Recorded data >>
▬▬▬▬▬▬
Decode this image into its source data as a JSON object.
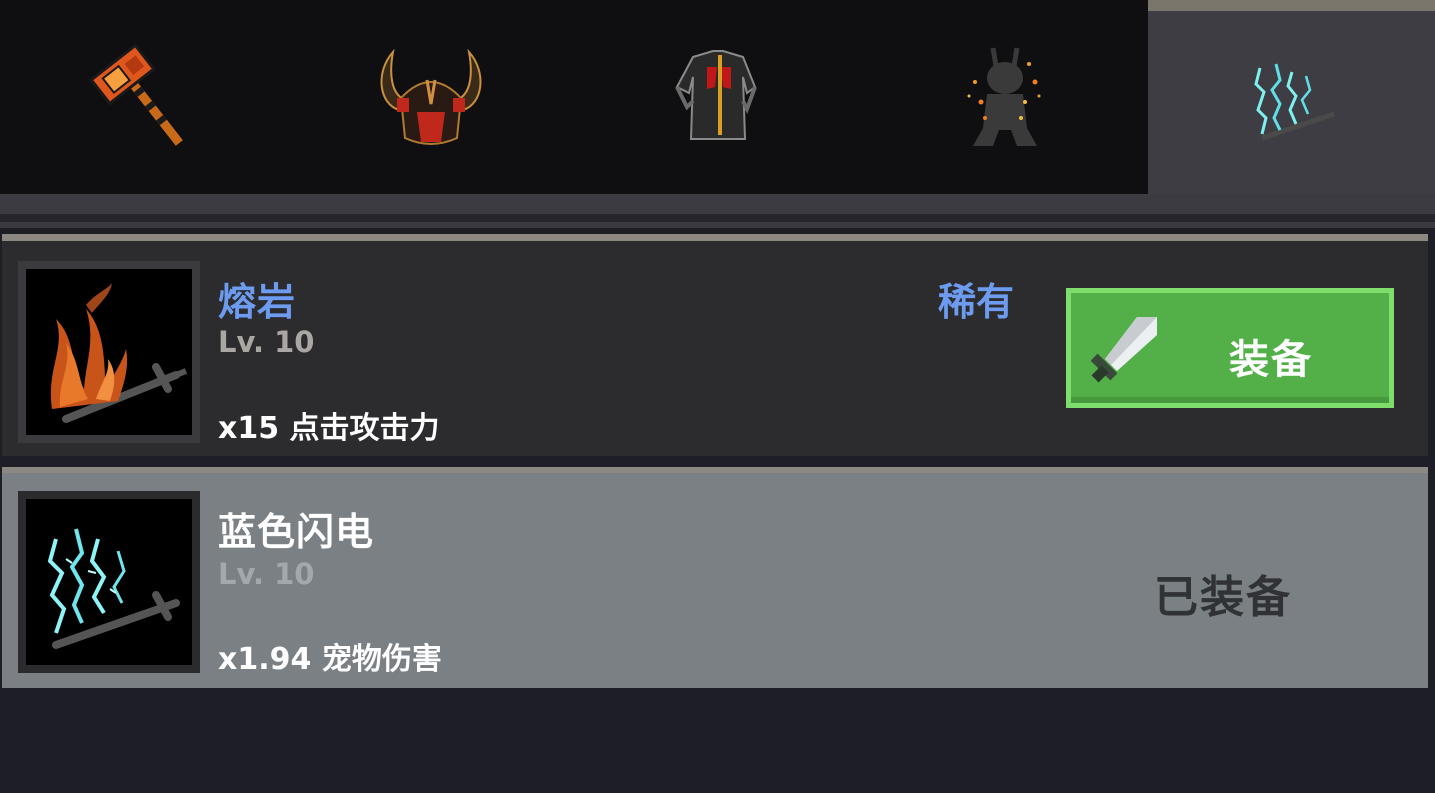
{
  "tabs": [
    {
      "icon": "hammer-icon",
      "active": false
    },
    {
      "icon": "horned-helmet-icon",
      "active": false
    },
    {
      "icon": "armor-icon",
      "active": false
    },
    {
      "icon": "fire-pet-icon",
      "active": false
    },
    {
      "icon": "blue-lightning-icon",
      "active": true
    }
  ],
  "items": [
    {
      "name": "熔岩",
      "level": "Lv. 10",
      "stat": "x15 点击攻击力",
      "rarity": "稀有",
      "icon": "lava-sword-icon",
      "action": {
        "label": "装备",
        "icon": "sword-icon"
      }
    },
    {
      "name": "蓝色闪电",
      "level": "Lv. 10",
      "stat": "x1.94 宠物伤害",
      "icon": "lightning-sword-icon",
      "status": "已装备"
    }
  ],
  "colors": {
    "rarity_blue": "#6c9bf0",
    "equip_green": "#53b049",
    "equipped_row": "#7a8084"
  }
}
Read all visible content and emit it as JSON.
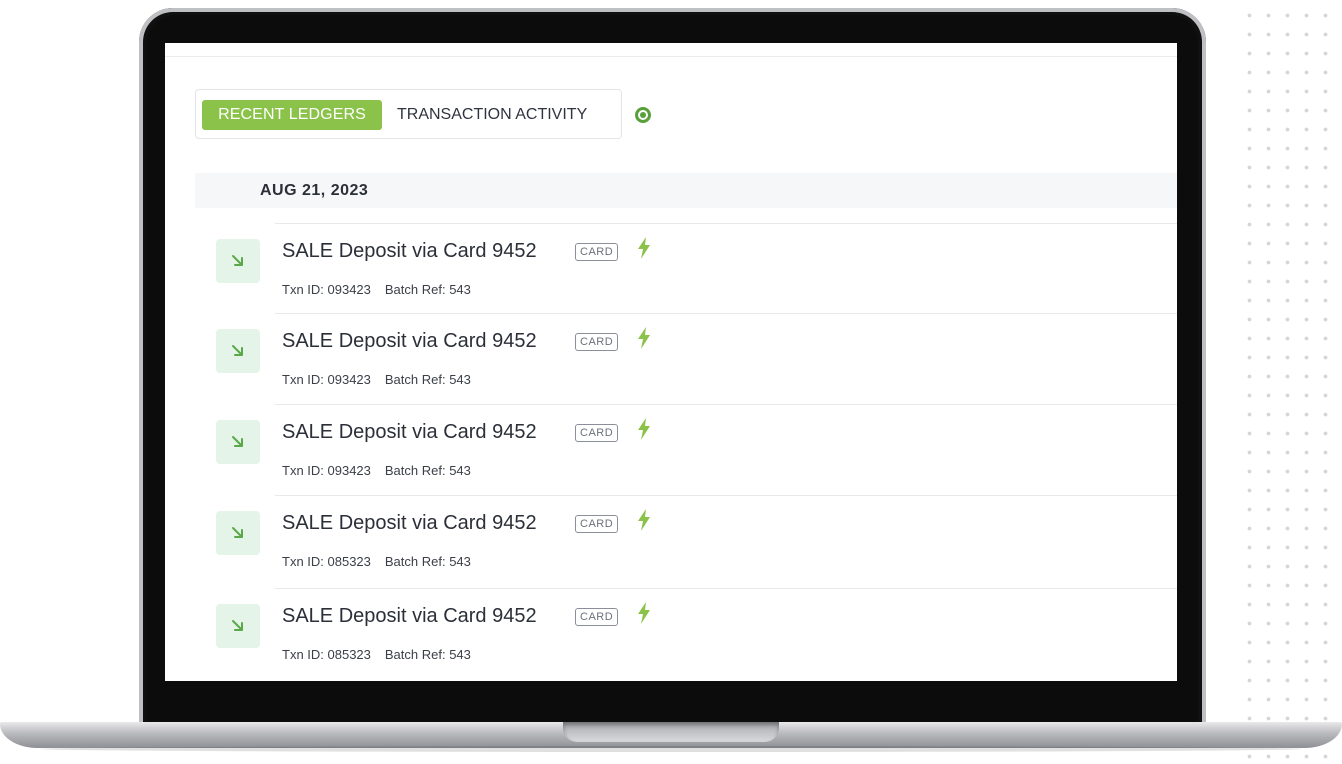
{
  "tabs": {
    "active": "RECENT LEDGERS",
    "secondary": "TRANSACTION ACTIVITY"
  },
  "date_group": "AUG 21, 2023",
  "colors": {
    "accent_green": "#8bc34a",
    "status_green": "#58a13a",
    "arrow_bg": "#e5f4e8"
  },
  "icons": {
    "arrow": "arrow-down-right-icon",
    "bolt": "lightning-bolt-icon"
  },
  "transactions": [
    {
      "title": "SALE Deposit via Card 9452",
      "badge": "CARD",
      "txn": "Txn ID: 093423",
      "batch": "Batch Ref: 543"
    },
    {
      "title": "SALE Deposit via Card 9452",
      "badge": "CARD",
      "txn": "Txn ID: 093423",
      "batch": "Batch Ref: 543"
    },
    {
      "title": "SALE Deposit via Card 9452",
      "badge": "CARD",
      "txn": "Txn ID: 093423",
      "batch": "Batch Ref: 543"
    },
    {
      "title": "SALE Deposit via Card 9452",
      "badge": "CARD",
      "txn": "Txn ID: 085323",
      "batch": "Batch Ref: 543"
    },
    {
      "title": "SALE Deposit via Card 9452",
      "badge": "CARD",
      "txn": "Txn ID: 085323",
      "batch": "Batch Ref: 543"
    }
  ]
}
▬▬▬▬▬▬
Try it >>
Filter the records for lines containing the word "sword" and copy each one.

Problem solution >>
      "icon": "lava-sword-icon",
        "icon": "sword-icon"
      "icon": "lightning-sword-icon",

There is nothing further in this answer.